Records from a collection
________________________________________

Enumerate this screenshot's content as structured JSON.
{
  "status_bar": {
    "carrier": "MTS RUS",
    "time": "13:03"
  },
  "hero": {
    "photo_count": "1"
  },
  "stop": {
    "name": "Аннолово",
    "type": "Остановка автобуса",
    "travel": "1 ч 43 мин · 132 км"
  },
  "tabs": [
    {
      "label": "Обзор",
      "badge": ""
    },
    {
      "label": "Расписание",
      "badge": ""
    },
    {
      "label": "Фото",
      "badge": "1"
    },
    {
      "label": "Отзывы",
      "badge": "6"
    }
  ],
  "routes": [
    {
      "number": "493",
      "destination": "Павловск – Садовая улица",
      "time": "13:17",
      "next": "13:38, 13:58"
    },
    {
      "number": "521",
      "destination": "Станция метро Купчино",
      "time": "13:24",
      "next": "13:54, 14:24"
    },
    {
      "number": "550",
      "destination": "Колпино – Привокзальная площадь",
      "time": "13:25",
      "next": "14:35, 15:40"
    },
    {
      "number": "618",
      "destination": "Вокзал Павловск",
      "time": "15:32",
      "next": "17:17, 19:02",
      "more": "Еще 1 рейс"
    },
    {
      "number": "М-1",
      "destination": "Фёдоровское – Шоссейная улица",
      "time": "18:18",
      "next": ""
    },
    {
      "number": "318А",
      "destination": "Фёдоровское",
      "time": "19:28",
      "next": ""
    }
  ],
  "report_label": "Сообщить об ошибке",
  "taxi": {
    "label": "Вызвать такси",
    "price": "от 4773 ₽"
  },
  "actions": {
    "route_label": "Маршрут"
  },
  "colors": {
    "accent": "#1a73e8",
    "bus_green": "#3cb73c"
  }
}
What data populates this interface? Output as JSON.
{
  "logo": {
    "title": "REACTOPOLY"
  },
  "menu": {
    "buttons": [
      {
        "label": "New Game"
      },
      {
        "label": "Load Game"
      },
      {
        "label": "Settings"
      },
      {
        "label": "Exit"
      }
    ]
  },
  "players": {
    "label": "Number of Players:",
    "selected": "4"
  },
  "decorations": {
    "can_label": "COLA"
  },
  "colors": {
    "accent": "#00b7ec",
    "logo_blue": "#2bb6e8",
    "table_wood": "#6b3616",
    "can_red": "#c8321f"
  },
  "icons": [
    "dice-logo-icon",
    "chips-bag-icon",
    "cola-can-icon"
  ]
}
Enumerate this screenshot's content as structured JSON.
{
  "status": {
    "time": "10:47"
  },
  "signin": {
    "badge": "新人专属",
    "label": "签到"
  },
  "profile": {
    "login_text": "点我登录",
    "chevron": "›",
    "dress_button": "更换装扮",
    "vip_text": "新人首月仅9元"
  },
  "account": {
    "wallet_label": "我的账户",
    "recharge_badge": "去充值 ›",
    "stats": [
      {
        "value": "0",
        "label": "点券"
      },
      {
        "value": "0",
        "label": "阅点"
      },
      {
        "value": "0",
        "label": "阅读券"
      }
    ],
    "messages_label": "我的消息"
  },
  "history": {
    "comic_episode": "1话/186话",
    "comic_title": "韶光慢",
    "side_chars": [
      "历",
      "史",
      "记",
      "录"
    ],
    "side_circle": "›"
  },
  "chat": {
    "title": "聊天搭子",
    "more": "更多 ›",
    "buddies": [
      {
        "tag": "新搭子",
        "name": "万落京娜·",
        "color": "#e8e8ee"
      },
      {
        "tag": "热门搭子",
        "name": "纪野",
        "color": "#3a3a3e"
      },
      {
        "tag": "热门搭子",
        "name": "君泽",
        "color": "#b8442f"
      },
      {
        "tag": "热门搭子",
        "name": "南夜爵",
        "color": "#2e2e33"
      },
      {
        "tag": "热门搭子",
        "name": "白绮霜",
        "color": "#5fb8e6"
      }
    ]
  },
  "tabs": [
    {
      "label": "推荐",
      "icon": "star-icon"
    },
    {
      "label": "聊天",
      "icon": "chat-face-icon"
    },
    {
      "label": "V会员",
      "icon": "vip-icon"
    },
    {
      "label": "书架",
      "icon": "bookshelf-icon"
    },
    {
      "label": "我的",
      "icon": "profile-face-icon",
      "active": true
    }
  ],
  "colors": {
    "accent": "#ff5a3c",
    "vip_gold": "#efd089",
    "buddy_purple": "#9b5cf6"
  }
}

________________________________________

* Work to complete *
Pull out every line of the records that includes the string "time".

* Answer section *
    "time": "13:03"
      "time": "13:17",
      "time": "13:24",
      "time": "13:25",
      "time": "15:32",
      "time": "18:18",
      "time": "19:28",
    "time": "10:47"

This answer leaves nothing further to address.